In cells and in the lab, enzymes called ligases are used to join fragments of DNA together. Only DNA fragments that have matching, complementary ends can be joined by ligation.
How do ligases work?
Ligases join fragments of DNA together by catalysing the formation of bonds between neighbouring nucleotides.
Ligation in cells
Cells naturally carry out ligation during DNA replication, when the Okazaki fragments are joined together. Cells also use ligation to repair DNA that has been damaged, either by normal cell metabolism or by environmental factors, such as UV light or radiation. Up to 1 million breaks can occur in the DNA of a single human cell each day.
Ligation in the lab
For DNA ligation to occur in the lab, the reaction mixture must contain: complementary DNA fragments, a ligase, buffer, and a source of energy. The energy for this reaction normally comes from a chemical called ATP (adenosine triphosphate).
Getting the DNA fragments
DNA is prepared for ligation by being cut into fragments with restriction enzymes. Each restriction enzyme cuts DNA at a specific site and makes fragments that have either ‘ blunt’ or ‘ sticky’ ends.
Get information sheet: Restriction enzymes
Joining DNA fragments
Ligases can join any DNA fragments with ‘blunt’ ends. They can also join DNA fragments with ‘sticky’ ends, but only if the nucleotides on the strands are complementary. To get complementary ‘sticky ends’ the DNA fragments to be joined must be cut with the same restriction enzyme.
When is ligation used in the laboratory?
Ligation can join together fragments of DNA from different sources.
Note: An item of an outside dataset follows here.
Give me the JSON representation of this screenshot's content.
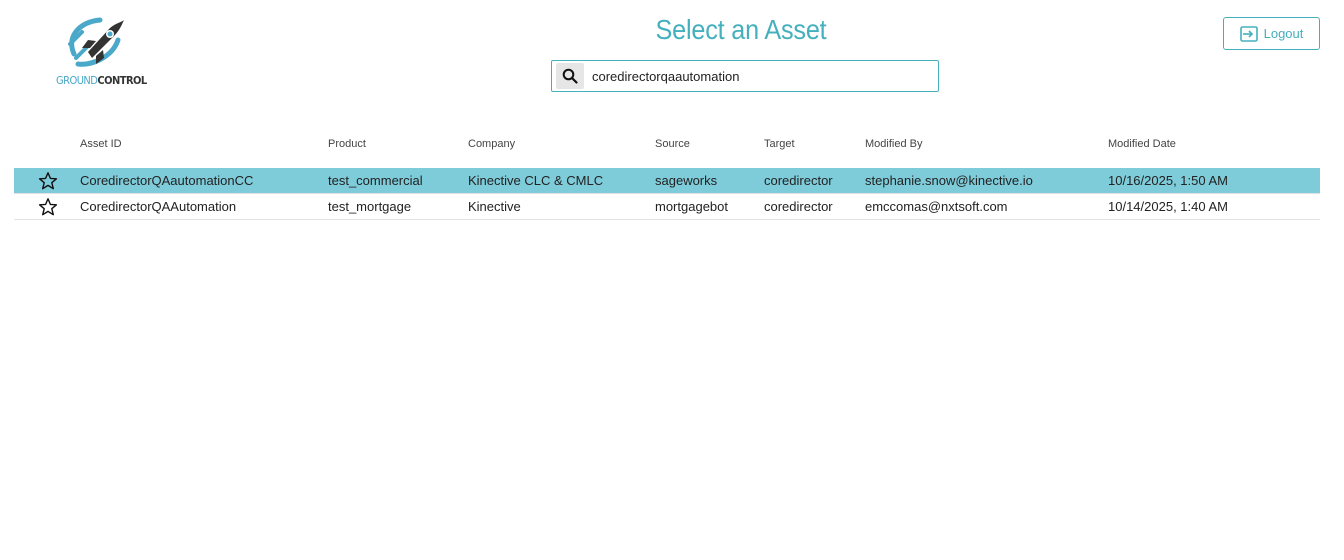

Ligation is often used for DNA cloning.
Get information sheet: DNA cloning
Where do ligases come from?
Ligases are found in all organisms, but the ligases used in the lab were first isolated from bacteria.
- 20 November 2007